After Constantine decided he needed support from the semi-literate multitudes, Christianity saw a rapid transition from the religion of hicks to a mainstream institution. And why not? Its followers were encouraged to shun worldly possessions, exhorted to deprive themselves of comfort and enjoyment. They considered poverty a virtue, strife a condition of salvation. They condemned themselves to hardship, and embraced a disenfranchised loserdom — which the powerful were more than happy to oblige.
Not only were the pious driven toward their paradise through a gauntlet of misery, but they were smug in the assurance that it was a reward of which their masters would be deprived. I’m sure the wealthy cried themselves to sleep, on their featherbeds, next to their mistresses.

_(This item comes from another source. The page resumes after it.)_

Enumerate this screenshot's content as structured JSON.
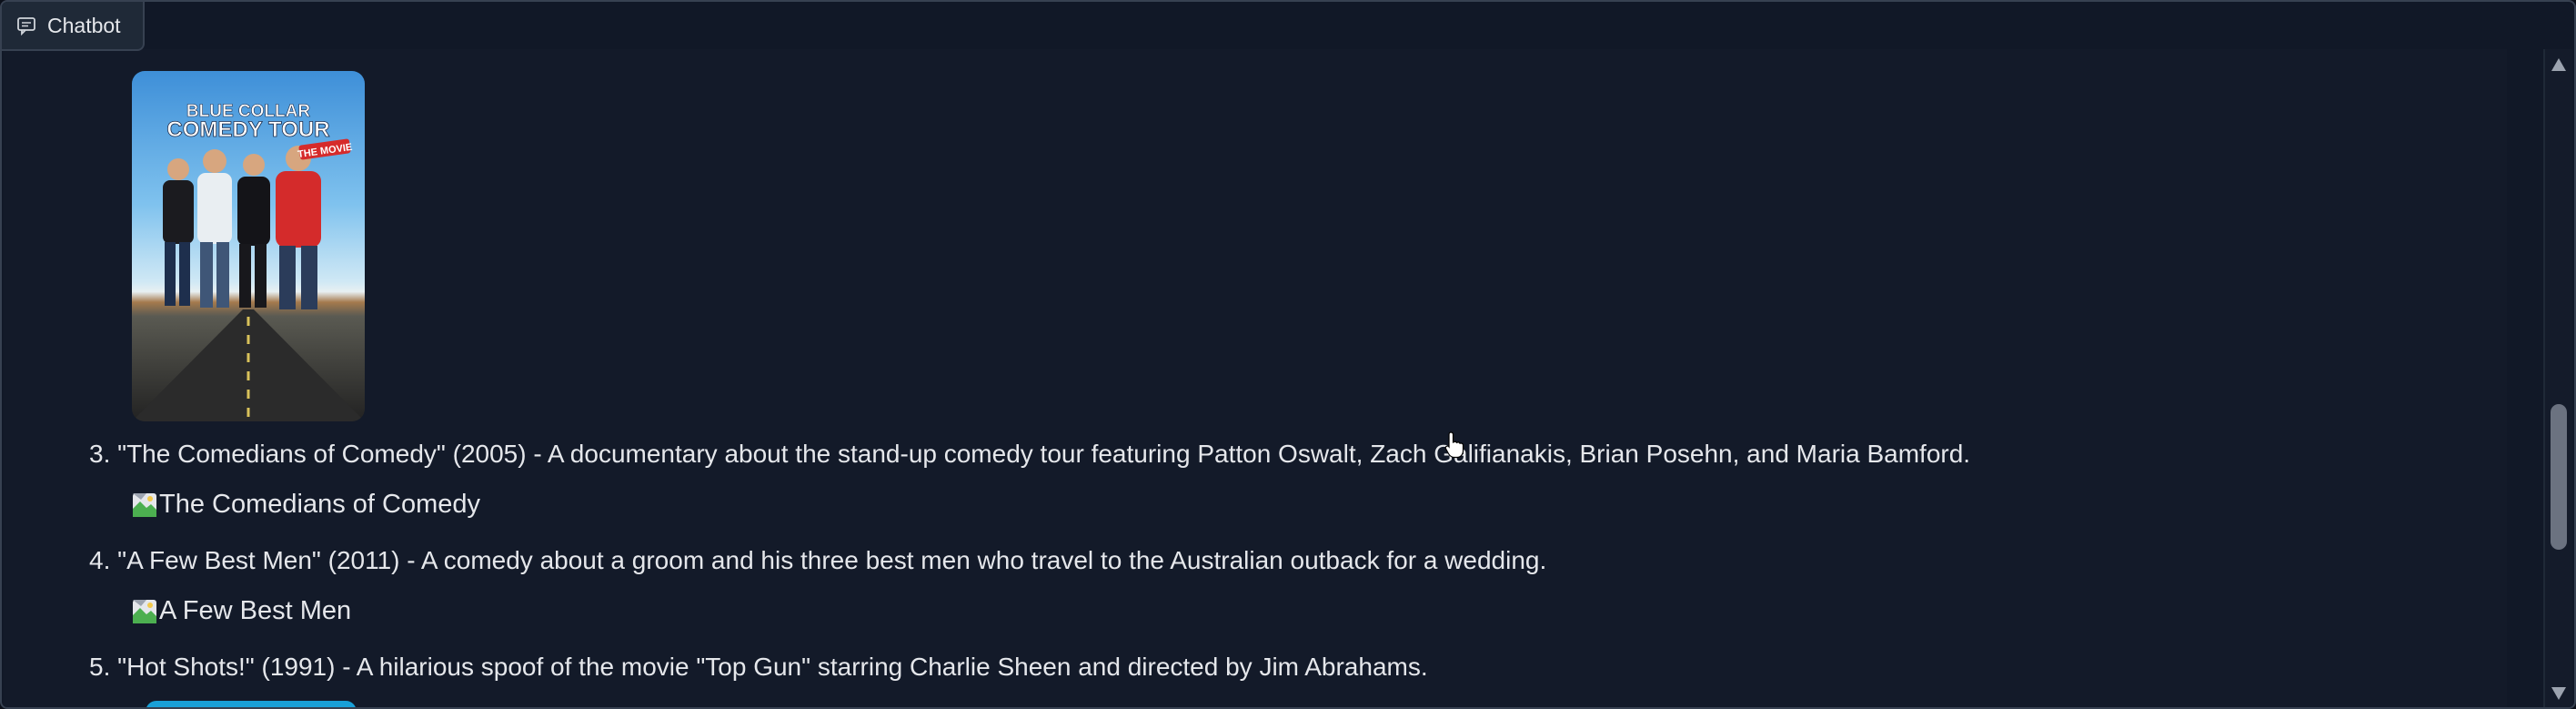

It suits our modern ownership class that the average, the mediocre, should aspire to an opulence as distant and unlikely as a magical afterlife, while undercutting themselves and the rest of us in the interim. Affluence is the new Heaven, and for most it’s as much a fiction as the old.
For centuries, the superiority of the “Anglo-Saxon race” (honkies, crackers, WASPs; those neither brown nor Catholic) was a “scientific fact.” It wasn’t just “obvious” at the time that human evolution was a progression toward some ideal end (whiteness), but coincidentally, the researchers who’d determined this found that they belonged to the very ethnic group they’d concluded to be the apex of all life on earth. Bully for them! Likewise Rand pictures herself among the capitalist chosen ones. All the manufacturing and transportation executives are gonna need a terrible novelist to play minstrel, and serenade them with affirmations. The elite’s — and presumably Rand’s — big gripe about the masses is that they refuse to know their place.
Incidentally, since 800K copies of this stinker are sold each year (barring those folks either coerced by collectivist teachers, tricked by the glassy-eyed zealots in their lives, or overcome with paroxysms of morbid obligation — i.e. me), there’s apparently an enormous chunk of humanity ready to join the select few — the elect, so to speak.
Which raises the question of what constitutes “superiority,” since so many people are burdened with unwarranted confidence in their abilities. Here on Earth, the economy is complicated, and fucking with regulations can create opportunities for an economic minority to game the system; regardless of the bill of goods Randroids are being sold about merit (by billionaires growing fatter on subsidies and tax breaks). Our economy collapsed partly in thanks to the repeal of Glass-Steagall; a law meant to protect the hard-earned money of the middle and lower classes — while it appreciates at a miserably slow rate in commercial savings accounts — from the risks surrounding the disposable capital wealthy dick-heads stick into investment banks.
The top 25 hedge fund managers make $800K an hour, while the purpose of their jobs remains largely obscure, apart from their — and their clients’ — bottomless avarice. It’s like a video game; it happens because it can, because of bugs, loopholes and mistakes, not because it makes sense. A person can have a billion dollars, but I don’t believe anyone can earn it — unless they squirt fucking cancer vaccine.
The justification granted to Rand’s characters is totally predicated on the ideas that: (a) the collateral benefit to society, which is incidental to the heroes’ solipsism (e.g. transportation, affordable and quality goods), outweighs their antipathy to that same society; and (b) that these few could do it all themselves if they wanted to, relying on an interchangeable workforce solely for menial labor (justifying exploitation). I gather that in Ayn’s view, most people scarcely deserved to live, let alone earn a wage that’d grant them opportunities to pursue ambitions beyond mindlessly grinding away their lives for the rich.
But this isn’t Gattacca; career counselors don’t scan fetal DNA to determine job potential. As soon as the playing field is skewed by things like class, race, and geography, the pure ideal of a meritocracy flies out the window. Reality is messy, so she tries to force it into the architectural planes that get her so hot and bothered.
If Rand is wrong about how the world works, her heroes are just assholes, rather than assholes with a supposedly just cause. Unfortunately for us, people take this drivel seriously, and we’re living in her world now.
You won, you morons.
Rand's ideal man: Romancing the Stone-Cold Killer: Ayn Rand and William Hickman - Michael Prescott